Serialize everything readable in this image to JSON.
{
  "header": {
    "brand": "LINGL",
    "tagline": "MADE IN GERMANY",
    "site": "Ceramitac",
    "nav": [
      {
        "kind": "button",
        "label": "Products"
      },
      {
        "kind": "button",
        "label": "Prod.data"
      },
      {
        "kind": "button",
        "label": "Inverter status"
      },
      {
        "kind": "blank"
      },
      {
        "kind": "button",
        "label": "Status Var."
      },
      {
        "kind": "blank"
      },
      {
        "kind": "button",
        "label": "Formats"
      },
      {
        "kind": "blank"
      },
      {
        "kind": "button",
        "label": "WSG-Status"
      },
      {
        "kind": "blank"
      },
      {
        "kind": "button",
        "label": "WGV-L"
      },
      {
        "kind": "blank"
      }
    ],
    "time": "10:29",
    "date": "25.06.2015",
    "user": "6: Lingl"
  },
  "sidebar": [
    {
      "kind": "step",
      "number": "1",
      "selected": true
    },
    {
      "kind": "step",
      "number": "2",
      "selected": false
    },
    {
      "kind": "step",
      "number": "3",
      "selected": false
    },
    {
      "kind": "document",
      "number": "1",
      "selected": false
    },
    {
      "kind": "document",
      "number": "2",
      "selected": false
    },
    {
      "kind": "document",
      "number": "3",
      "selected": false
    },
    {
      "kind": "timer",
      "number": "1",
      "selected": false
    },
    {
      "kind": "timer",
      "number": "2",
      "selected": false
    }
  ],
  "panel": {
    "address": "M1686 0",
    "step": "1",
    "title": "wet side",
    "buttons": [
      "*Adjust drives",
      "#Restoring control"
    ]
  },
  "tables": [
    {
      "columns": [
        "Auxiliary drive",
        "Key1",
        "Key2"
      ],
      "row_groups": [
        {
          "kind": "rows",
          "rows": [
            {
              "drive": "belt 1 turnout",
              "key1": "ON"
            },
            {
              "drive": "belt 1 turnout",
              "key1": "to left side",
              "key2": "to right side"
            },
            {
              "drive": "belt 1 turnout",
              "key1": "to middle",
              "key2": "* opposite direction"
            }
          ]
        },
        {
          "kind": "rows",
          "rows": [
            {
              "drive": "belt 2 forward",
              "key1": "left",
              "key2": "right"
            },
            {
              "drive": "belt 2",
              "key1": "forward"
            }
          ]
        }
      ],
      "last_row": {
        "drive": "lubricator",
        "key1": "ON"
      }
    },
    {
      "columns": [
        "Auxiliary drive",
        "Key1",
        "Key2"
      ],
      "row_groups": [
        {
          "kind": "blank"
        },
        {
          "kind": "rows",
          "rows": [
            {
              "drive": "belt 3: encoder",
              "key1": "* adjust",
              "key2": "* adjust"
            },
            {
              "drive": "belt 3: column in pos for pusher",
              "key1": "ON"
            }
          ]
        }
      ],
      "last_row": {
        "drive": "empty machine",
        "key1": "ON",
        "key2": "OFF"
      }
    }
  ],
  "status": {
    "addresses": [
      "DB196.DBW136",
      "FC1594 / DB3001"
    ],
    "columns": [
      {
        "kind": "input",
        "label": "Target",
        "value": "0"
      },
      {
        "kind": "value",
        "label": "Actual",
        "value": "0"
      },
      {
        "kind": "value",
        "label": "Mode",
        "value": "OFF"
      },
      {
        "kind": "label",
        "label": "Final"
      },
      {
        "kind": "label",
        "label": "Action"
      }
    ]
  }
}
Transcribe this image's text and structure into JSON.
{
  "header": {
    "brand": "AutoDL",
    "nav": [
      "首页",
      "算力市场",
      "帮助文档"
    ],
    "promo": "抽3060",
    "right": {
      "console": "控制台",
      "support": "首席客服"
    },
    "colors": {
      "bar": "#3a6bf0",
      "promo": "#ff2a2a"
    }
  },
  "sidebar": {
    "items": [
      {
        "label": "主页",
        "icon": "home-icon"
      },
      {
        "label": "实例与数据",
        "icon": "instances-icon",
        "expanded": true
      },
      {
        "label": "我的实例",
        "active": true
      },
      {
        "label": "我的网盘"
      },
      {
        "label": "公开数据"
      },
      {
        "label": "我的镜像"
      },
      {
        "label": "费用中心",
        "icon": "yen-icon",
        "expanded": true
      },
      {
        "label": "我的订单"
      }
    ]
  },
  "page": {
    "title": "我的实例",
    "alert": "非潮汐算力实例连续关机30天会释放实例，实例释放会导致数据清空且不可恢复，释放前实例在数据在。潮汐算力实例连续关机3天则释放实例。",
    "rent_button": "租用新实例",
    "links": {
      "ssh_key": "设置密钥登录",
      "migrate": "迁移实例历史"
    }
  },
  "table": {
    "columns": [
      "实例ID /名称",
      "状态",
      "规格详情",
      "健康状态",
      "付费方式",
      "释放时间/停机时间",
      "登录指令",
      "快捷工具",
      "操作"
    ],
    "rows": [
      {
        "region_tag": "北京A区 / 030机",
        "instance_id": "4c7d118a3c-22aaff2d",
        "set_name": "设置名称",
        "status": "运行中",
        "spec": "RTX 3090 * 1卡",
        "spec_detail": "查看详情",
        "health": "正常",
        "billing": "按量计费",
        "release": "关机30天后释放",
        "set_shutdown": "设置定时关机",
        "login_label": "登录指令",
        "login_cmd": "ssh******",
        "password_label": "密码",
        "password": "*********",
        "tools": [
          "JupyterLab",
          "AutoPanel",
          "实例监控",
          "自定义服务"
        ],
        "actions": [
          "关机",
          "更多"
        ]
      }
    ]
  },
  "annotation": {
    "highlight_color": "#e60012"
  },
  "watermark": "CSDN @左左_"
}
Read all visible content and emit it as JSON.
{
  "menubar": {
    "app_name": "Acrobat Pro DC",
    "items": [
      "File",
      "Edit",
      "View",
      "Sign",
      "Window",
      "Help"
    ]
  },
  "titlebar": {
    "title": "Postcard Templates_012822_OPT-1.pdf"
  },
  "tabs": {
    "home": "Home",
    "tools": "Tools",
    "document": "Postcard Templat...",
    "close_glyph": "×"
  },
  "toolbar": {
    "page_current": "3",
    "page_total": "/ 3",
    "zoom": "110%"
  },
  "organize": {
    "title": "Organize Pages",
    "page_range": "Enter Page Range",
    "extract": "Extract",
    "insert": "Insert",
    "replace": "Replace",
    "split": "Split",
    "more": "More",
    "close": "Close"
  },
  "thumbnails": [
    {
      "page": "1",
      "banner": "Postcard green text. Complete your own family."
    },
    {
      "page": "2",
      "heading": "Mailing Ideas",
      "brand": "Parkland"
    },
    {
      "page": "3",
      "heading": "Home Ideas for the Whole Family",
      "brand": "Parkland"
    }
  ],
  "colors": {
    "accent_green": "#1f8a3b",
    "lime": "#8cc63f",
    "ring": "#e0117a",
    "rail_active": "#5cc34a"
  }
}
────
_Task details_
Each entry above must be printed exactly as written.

_Answer space_
Serialize everything readable in this image to JSON.
{
  "header": {
    "brand": "LINGL",
    "tagline": "MADE IN GERMANY",
    "site": "Ceramitac",
    "nav": [
      {
        "kind": "button",
        "label": "Products"
      },
      {
        "kind": "button",
        "label": "Prod.data"
      },
      {
        "kind": "button",
        "label": "Inverter status"
      },
      {
        "kind": "blank"
      },
      {
        "kind": "button",
        "label": "Status Var."
      },
      {
        "kind": "blank"
      },
      {
        "kind": "button",
        "label": "Formats"
      },
      {
        "kind": "blank"
      },
      {
        "kind": "button",
        "label": "WSG-Status"
      },
      {
        "kind": "blank"
      },
      {
        "kind": "button",
        "label": "WGV-L"
      },
      {
        "kind": "blank"
      }
    ],
    "time": "10:29",
    "date": "25.06.2015",
    "user": "6: Lingl"
  },
  "sidebar": [
    {
      "kind": "step",
      "number": "1",
      "selected": true
    },
    {
      "kind": "step",
      "number": "2",
      "selected": false
    },
    {
      "kind": "step",
      "number": "3",
      "selected": false
    },
    {
      "kind": "document",
      "number": "1",
      "selected": false
    },
    {
      "kind": "document",
      "number": "2",
      "selected": false
    },
    {
      "kind": "document",
      "number": "3",
      "selected": false
    },
    {
      "kind": "timer",
      "number": "1",
      "selected": false
    },
    {
      "kind": "timer",
      "number": "2",
      "selected": false
    }
  ],
  "panel": {
    "address": "M1686 0",
    "step": "1",
    "title": "wet side",
    "buttons": [
      "*Adjust drives",
      "#Restoring control"
    ]
  },
  "tables": [
    {
      "columns": [
        "Auxiliary drive",
        "Key1",
        "Key2"
      ],
      "row_groups": [
        {
          "kind": "rows",
          "rows": [
            {
              "drive": "belt 1 turnout",
              "key1": "ON"
            },
            {
              "drive": "belt 1 turnout",
              "key1": "to left side",
              "key2": "to right side"
            },
            {
              "drive": "belt 1 turnout",
              "key1": "to middle",
              "key2": "* opposite direction"
            }
          ]
        },
        {
          "kind": "rows",
          "rows": [
            {
              "drive": "belt 2 forward",
              "key1": "left",
              "key2": "right"
            },
            {
              "drive": "belt 2",
              "key1": "forward"
            }
          ]
        }
      ],
      "last_row": {
        "drive": "lubricator",
        "key1": "ON"
      }
    },
    {
      "columns": [
        "Auxiliary drive",
        "Key1",
        "Key2"
      ],
      "row_groups": [
        {
          "kind": "blank"
        },
        {
          "kind": "rows",
          "rows": [
            {
              "drive": "belt 3: encoder",
              "key1": "* adjust",
              "key2": "* adjust"
            },
            {
              "drive": "belt 3: column in pos for pusher",
              "key1": "ON"
            }
          ]
        }
      ],
      "last_row": {
        "drive": "empty machine",
        "key1": "ON",
        "key2": "OFF"
      }
    }
  ],
  "status": {
    "addresses": [
      "DB196.DBW136",
      "FC1594 / DB3001"
    ],
    "columns": [
      {
        "kind": "input",
        "label": "Target",
        "value": "0"
      },
      {
        "kind": "value",
        "label": "Actual",
        "value": "0"
      },
      {
        "kind": "value",
        "label": "Mode",
        "value": "OFF"
      },
      {
        "kind": "label",
        "label": "Final"
      },
      {
        "kind": "label",
        "label": "Action"
      }
    ]
  }
}
Transcribe this image's text and structure into JSON.
{
  "header": {
    "brand": "AutoDL",
    "nav": [
      "首页",
      "算力市场",
      "帮助文档"
    ],
    "promo": "抽3060",
    "right": {
      "console": "控制台",
      "support": "首席客服"
    },
    "colors": {
      "bar": "#3a6bf0",
      "promo": "#ff2a2a"
    }
  },
  "sidebar": {
    "items": [
      {
        "label": "主页",
        "icon": "home-icon"
      },
      {
        "label": "实例与数据",
        "icon": "instances-icon",
        "expanded": true
      },
      {
        "label": "我的实例",
        "active": true
      },
      {
        "label": "我的网盘"
      },
      {
        "label": "公开数据"
      },
      {
        "label": "我的镜像"
      },
      {
        "label": "费用中心",
        "icon": "yen-icon",
        "expanded": true
      },
      {
        "label": "我的订单"
      }
    ]
  },
  "page": {
    "title": "我的实例",
    "alert": "非潮汐算力实例连续关机30天会释放实例，实例释放会导致数据清空且不可恢复，释放前实例在数据在。潮汐算力实例连续关机3天则释放实例。",
    "rent_button": "租用新实例",
    "links": {
      "ssh_key": "设置密钥登录",
      "migrate": "迁移实例历史"
    }
  },
  "table": {
    "columns": [
      "实例ID /名称",
      "状态",
      "规格详情",
      "健康状态",
      "付费方式",
      "释放时间/停机时间",
      "登录指令",
      "快捷工具",
      "操作"
    ],
    "rows": [
      {
        "region_tag": "北京A区 / 030机",
        "instance_id": "4c7d118a3c-22aaff2d",
        "set_name": "设置名称",
        "status": "运行中",
        "spec": "RTX 3090 * 1卡",
        "spec_detail": "查看详情",
        "health": "正常",
        "billing": "按量计费",
        "release": "关机30天后释放",
        "set_shutdown": "设置定时关机",
        "login_label": "登录指令",
        "login_cmd": "ssh******",
        "password_label": "密码",
        "password": "*********",
        "tools": [
          "JupyterLab",
          "AutoPanel",
          "实例监控",
          "自定义服务"
        ],
        "actions": [
          "关机",
          "更多"
        ]
      }
    ]
  },
  "annotation": {
    "highlight_color": "#e60012"
  },
  "watermark": "CSDN @左左_"
}
Read all visible content and emit it as JSON.
{
  "menubar": {
    "app_name": "Acrobat Pro DC",
    "items": [
      "File",
      "Edit",
      "View",
      "Sign",
      "Window",
      "Help"
    ]
  },
  "titlebar": {
    "title": "Postcard Templates_012822_OPT-1.pdf"
  },
  "tabs": {
    "home": "Home",
    "tools": "Tools",
    "document": "Postcard Templat...",
    "close_glyph": "×"
  },
  "toolbar": {
    "page_current": "3",
    "page_total": "/ 3",
    "zoom": "110%"
  },
  "organize": {
    "title": "Organize Pages",
    "page_range": "Enter Page Range",
    "extract": "Extract",
    "insert": "Insert",
    "replace": "Replace",
    "split": "Split",
    "more": "More",
    "close": "Close"
  },
  "thumbnails": [
    {
      "page": "1",
      "banner": "Postcard green text. Complete your own family."
    },
    {
      "page": "2",
      "heading": "Mailing Ideas",
      "brand": "Parkland"
    },
    {
      "page": "3",
      "heading": "Home Ideas for the Whole Family",
      "brand": "Parkland"
    }
  ],
  "colors": {
    "accent_green": "#1f8a3b",
    "lime": "#8cc63f",
    "ring": "#e0117a",
    "rail_active": "#5cc34a"
  }
}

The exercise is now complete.